■ TASK:
Print the lines below exactly, beginning with the one that contains "What's the underlying" and stopping after the last line.
--------
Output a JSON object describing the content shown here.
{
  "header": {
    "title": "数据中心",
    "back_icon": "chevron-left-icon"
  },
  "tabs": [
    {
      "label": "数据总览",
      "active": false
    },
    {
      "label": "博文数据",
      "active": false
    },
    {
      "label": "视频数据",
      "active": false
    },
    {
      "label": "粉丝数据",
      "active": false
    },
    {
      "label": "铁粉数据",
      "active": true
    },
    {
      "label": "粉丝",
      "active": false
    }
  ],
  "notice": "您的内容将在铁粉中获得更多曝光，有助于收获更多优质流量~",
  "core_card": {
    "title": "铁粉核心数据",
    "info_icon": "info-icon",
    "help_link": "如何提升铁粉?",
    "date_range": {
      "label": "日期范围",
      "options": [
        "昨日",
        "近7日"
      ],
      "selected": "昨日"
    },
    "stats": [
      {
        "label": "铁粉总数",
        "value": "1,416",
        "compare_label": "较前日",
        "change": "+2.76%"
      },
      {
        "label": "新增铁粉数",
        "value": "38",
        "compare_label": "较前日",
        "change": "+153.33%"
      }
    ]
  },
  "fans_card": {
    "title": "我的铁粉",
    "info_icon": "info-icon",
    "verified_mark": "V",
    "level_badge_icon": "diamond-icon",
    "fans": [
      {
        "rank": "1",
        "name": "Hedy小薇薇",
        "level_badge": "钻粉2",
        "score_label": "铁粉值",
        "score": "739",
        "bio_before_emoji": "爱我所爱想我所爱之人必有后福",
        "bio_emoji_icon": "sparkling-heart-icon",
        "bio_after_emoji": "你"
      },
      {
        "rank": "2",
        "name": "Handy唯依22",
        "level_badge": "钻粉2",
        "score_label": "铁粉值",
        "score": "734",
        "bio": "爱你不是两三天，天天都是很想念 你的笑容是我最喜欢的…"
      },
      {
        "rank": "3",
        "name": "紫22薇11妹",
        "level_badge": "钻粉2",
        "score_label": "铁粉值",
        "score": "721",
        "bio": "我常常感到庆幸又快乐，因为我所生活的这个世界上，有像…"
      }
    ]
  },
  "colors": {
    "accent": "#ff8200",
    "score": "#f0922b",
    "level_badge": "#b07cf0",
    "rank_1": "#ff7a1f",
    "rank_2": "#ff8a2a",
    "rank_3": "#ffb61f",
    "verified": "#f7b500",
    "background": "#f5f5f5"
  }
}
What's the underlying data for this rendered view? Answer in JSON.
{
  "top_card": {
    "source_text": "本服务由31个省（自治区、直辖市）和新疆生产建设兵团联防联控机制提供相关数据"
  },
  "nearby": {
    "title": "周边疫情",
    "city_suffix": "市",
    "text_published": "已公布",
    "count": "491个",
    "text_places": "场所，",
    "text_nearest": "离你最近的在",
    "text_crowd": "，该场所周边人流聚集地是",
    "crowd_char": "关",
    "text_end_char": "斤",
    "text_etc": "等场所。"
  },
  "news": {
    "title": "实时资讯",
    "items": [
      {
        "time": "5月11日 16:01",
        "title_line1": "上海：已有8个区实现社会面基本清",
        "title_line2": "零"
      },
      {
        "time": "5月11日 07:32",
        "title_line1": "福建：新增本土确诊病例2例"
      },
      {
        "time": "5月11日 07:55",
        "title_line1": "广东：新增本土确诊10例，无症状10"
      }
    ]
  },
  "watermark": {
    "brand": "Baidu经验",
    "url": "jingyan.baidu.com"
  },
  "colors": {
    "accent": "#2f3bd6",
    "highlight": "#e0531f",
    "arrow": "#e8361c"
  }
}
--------
■ EXERCISE RESPONSE:
What's the underlying data for this rendered view? Answer in JSON.
{
  "top_card": {
    "source_text": "本服务由31个省（自治区、直辖市）和新疆生产建设兵团联防联控机制提供相关数据"
  },
  "nearby": {
    "title": "周边疫情",
    "city_suffix": "市",
    "text_published": "已公布",
    "count": "491个",
    "text_places": "场所，",
    "text_nearest": "离你最近的在",
    "text_crowd": "，该场所周边人流聚集地是",
    "crowd_char": "关",
    "text_end_char": "斤",
    "text_etc": "等场所。"
  },
  "news": {
    "title": "实时资讯",
    "items": [
      {
        "time": "5月11日 16:01",
        "title_line1": "上海：已有8个区实现社会面基本清",
        "title_line2": "零"
      },
      {
        "time": "5月11日 07:32",
        "title_line1": "福建：新增本土确诊病例2例"
      },
      {
        "time": "5月11日 07:55",
        "title_line1": "广东：新增本土确诊10例，无症状10"
      }
    ]
  },
  "watermark": {
    "brand": "Baidu经验",
    "url": "jingyan.baidu.com"
  },
  "colors": {
    "accent": "#2f3bd6",
    "highlight": "#e0531f",
    "arrow": "#e8361c"
  }
}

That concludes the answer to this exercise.